A few days after Tedros’s press conference, in response to mounting international pressure, the Biden administration pledged 20 million doses from its stash of Pfizer-BioNTech, Moderna, and Johnson & Johnson vaccines to COVAX. This represented a significant shift in policy: it was the first time the US was donating doses that could have been used domestically. (The administration has also committed to donate 60 million doses of AstraZeneca to COVAX but has yet to do so.)
Glenn Cohen, a law professor who directs Harvard Law School’s Petrie-Flom Center for Health Law Policy, Biotechnology, and Bioethics, says that the pledge of 20 million doses is “a good first step” for a country that cannot get enough of its own people to use up its vaccine supply quickly enough.
But, he adds, it does not negate the ethical murkiness of having American cities and states offer, or consider offering, vaccines to visitors as official policy. Cohen, who has written a book on medical tourism, says vaccines were meant to go first to “those who are most in need” and not to “people who are able to travel, who have visas, who are able-bodied.”
To put it another way, he says: it’s as if “someone loans you their car to take your mother to the hospital, and then you decide to take that car and instead of giving it back to the person—or taking other people to the hospital—you run it as an Uber.”
Outsourcing ethical quandaries
Robert Amler, the dean of New York Medical College’s school of health science and practice, says that encouraging travelers to fly to the United States from places with low vaccination rates—and potentially higher levels of infection—may itself be bad for public health.
“Any risk of ‘importing’ covid infections will depend on the volume of incoming travelers and the percent of travelers arriving who already have covid infection,” says Amler, a former chief medical officer at the CDC. “We also can’t predict with certitude the city’s ability to manage their numbers if they become excessive.”
To combat this danger, some people who are traveling to get vaccinated are taking their own precautions to avoid becoming unwitting vectors for the virus—or causing other kinds of harm.
“Michael” (also a pseudonym) and his wife flew from Quito, Ecuador, to New Orleans for a five-day trip in mid-May, during which he received the J&J shot and she got her first dose of the Pfizer vaccine.
Michael’s family in Canada have yet to meet the couple’s twin boys, who were born in January 2020. By going to Louisiana for their shots, he estimates that they’ve sped up their vaccination status—and therefore their family reunion—by six to nine months.
Still, the couple wanted to make sure they were not taking vaccines that could have gone to someone else. “Our first thought was to go to a red state, because we knew supply outstripped demand,” he explains.
They took extra precautions before and during their trip, too. Having both contracted covid much earlier in the pandemic, they got antibody tests before flying. Then they kept to themselves to limit their exposure.

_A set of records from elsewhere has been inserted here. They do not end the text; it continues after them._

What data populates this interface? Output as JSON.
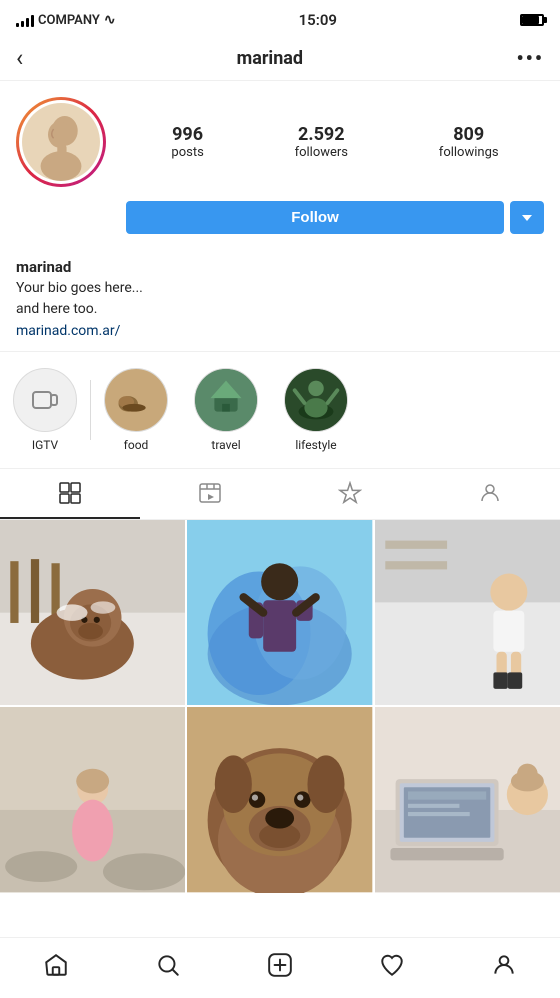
{
  "statusBar": {
    "carrier": "COMPANY",
    "time": "15:09"
  },
  "topNav": {
    "backLabel": "‹",
    "username": "marinad",
    "moreLabel": "•••"
  },
  "profile": {
    "stats": {
      "posts": {
        "value": "996",
        "label": "posts"
      },
      "followers": {
        "value": "2.592",
        "label": "followers"
      },
      "followings": {
        "value": "809",
        "label": "followings"
      }
    },
    "followButton": "Follow",
    "username": "marinad",
    "bio1": "Your bio goes here...",
    "bio2": "and here too.",
    "bioLink": "marinad.com.ar/"
  },
  "highlights": [
    {
      "label": "IGTV",
      "type": "igtv"
    },
    {
      "label": "food",
      "type": "food"
    },
    {
      "label": "travel",
      "type": "travel"
    },
    {
      "label": "lifestyle",
      "type": "lifestyle"
    }
  ],
  "tabs": [
    {
      "label": "grid",
      "icon": "grid-icon",
      "active": true
    },
    {
      "label": "reels",
      "icon": "reels-icon",
      "active": false
    },
    {
      "label": "tagged-saved",
      "icon": "star-icon",
      "active": false
    },
    {
      "label": "tagged",
      "icon": "person-icon",
      "active": false
    }
  ],
  "bottomNav": [
    {
      "label": "home",
      "icon": "home-icon"
    },
    {
      "label": "search",
      "icon": "search-icon"
    },
    {
      "label": "add",
      "icon": "add-icon"
    },
    {
      "label": "likes",
      "icon": "heart-icon"
    },
    {
      "label": "profile",
      "icon": "profile-icon"
    }
  ],
  "photos": [
    {
      "id": 1,
      "colors": [
        "#8B6347",
        "#C9956A",
        "#E8E0D5",
        "#A0785A",
        "#6B4A2E"
      ]
    },
    {
      "id": 2,
      "colors": [
        "#2E5C8A",
        "#7BA5C9",
        "#B5D4E8",
        "#1A3D5C",
        "#4A82B0"
      ]
    },
    {
      "id": 3,
      "colors": [
        "#D4C5B8",
        "#E8E2DC",
        "#B5A89A",
        "#8C7D72",
        "#F2EDE8"
      ]
    },
    {
      "id": 4,
      "colors": [
        "#E8D5C0",
        "#F5E6D3",
        "#D4B8A0",
        "#C9A882",
        "#B89070"
      ]
    },
    {
      "id": 5,
      "colors": [
        "#7A6047",
        "#B8956A",
        "#5A4530",
        "#9A7555",
        "#3D2E1A"
      ]
    },
    {
      "id": 6,
      "colors": [
        "#E8F0F5",
        "#C5D8E8",
        "#A0C0D5",
        "#D8EAF3",
        "#B5CEDF"
      ]
    }
  ]
}
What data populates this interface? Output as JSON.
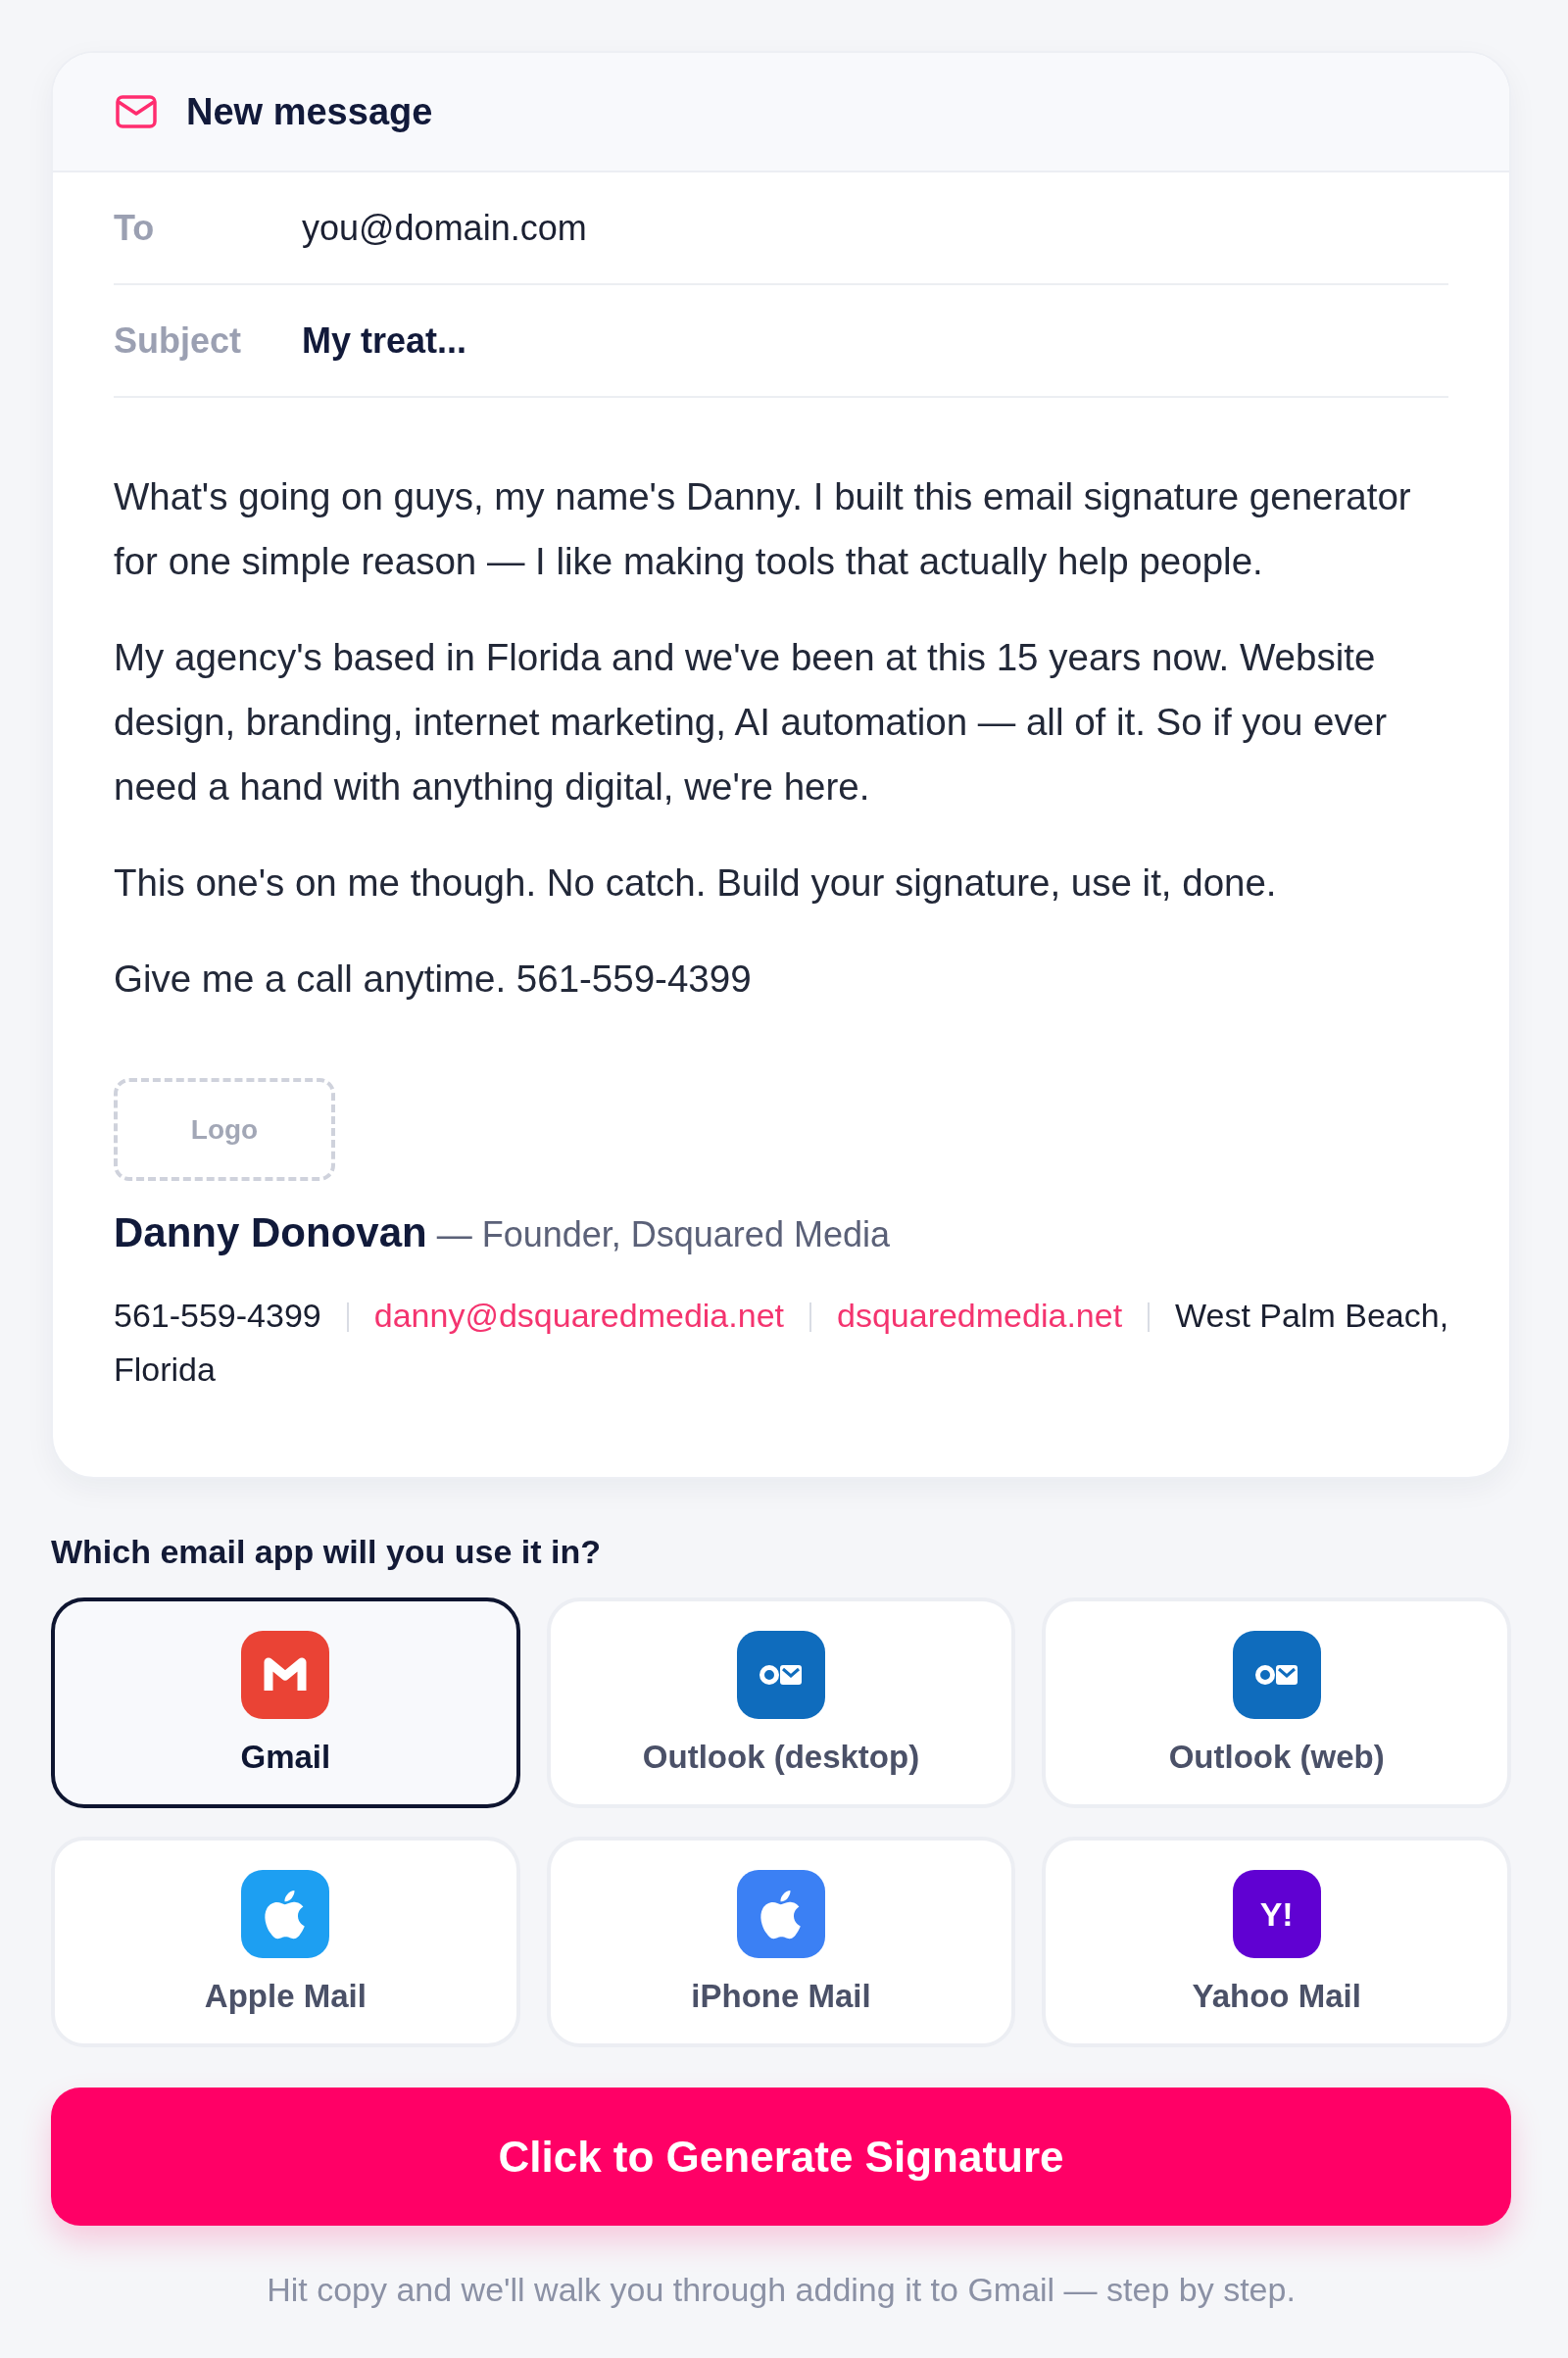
{
  "compose": {
    "title": "New message",
    "fields": [
      {
        "kind": "address",
        "label": "To",
        "value": "you@domain.com"
      },
      {
        "kind": "subject",
        "label": "Subject",
        "value": "My treat..."
      }
    ],
    "body": [
      "What's going on guys, my name's Danny. I built this email signature generator for one simple reason — I like making tools that actually help people.",
      "My agency's based in Florida and we've been at this 15 years now. Website design, branding, internet marketing, AI automation — all of it. So if you ever need a hand with anything digital, we're here.",
      "This one's on me though. No catch. Build your signature, use it, done.",
      "Give me a call anytime. 561-559-4399"
    ],
    "signature": {
      "logo_placeholder": "Logo",
      "name": "Danny Donovan",
      "title": "— Founder, Dsquared Media",
      "contacts": [
        {
          "kind": "phone",
          "text": "561-559-4399"
        },
        {
          "kind": "email",
          "text": "danny@dsquaredmedia.net"
        },
        {
          "kind": "website",
          "text": "dsquaredmedia.net"
        },
        {
          "kind": "location",
          "text": "West Palm Beach, Florida"
        }
      ]
    }
  },
  "app_picker": {
    "question": "Which email app will you use it in?",
    "apps": [
      {
        "label": "Gmail",
        "kind": "m",
        "color": "#ea4335",
        "selected": true
      },
      {
        "label": "Outlook (desktop)",
        "kind": "outlook",
        "color": "#0f6cbd",
        "selected": false
      },
      {
        "label": "Outlook (web)",
        "kind": "outlook",
        "color": "#0f6cbd",
        "selected": false
      },
      {
        "label": "Apple Mail",
        "kind": "apple",
        "color": "#1d9ff2",
        "selected": false
      },
      {
        "label": "iPhone Mail",
        "kind": "apple",
        "color": "#3b80f4",
        "selected": false
      },
      {
        "label": "Yahoo Mail",
        "kind": "text",
        "icon_text": "Y!",
        "color": "#6001d2",
        "selected": false
      }
    ]
  },
  "generate_button": "Click to Generate Signature",
  "helper_text": "Hit copy and we'll walk you through adding it to Gmail — step by step."
}
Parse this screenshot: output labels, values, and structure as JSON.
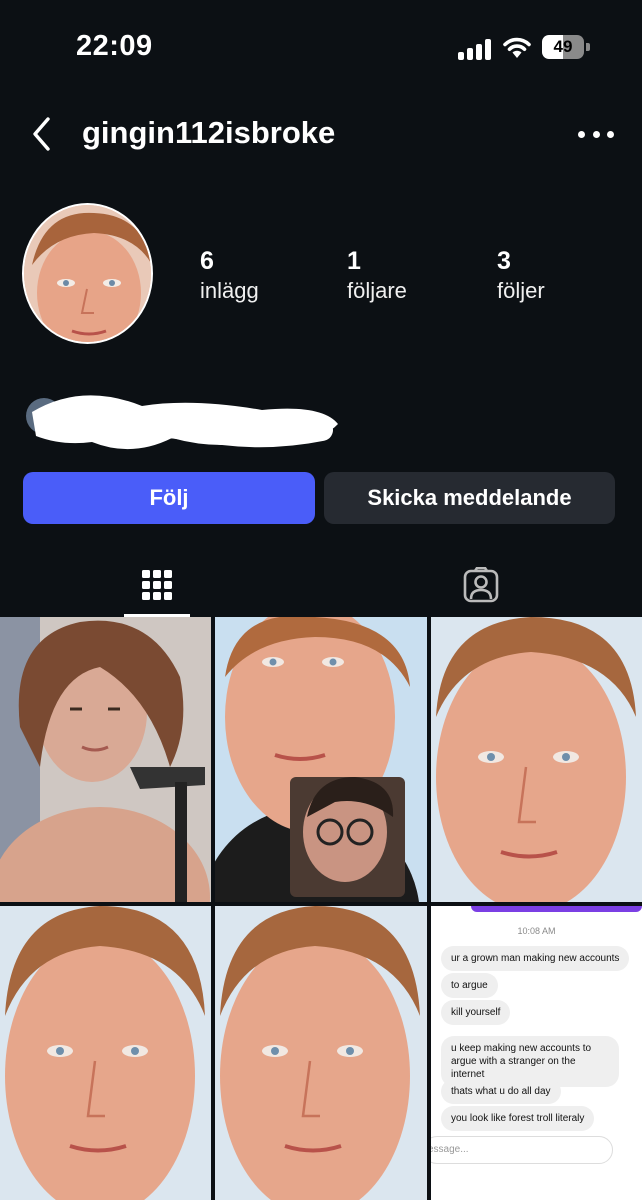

By taking the initiative, they may have dampened the potential negative impact from their trip, but this highlights another problem of vaccine tourism as policy—and of much of the world’s covid-19 response in general. Difficult ethical decisions that could have—or, some argue, should have—been matters of policy are instead being pushed onto individuals.
“The city is the one who sets the queue,” says Pamela Hieronymi, a philosopher at the University of California, Los Angeles. So if you have an issue with vaccine tourists in, say, New York, “it seems your complaint should be made to the city, not to the person using the line offered to them.”
Nicole Hassoun, a philosophy professor at Binghamton University and the head of its Global Health Impact Project, also argues that while vaccine tourists may grapple with their choice, the real ethical issue is not at the individual level. “I think the question is really about what states are doing with their resources and which countries are continuing to use them [vaccines] for their own advantage,” she says. “Globally, that’s really wrong.”
There may also be second-order effects like exacerbating local inequality, says Yadurshini Raveendran, a graduate of the Duke Global Health Institute, who points out that richer individuals in low-income countries—those who travel internationally and are thus more likely to take advantage of vaccine tourism—already have better access to health care than poorer people in those countries. Israel has the highest vaccination rates in the world, she notes, but Palestine has administered one dose to just 5% of the population.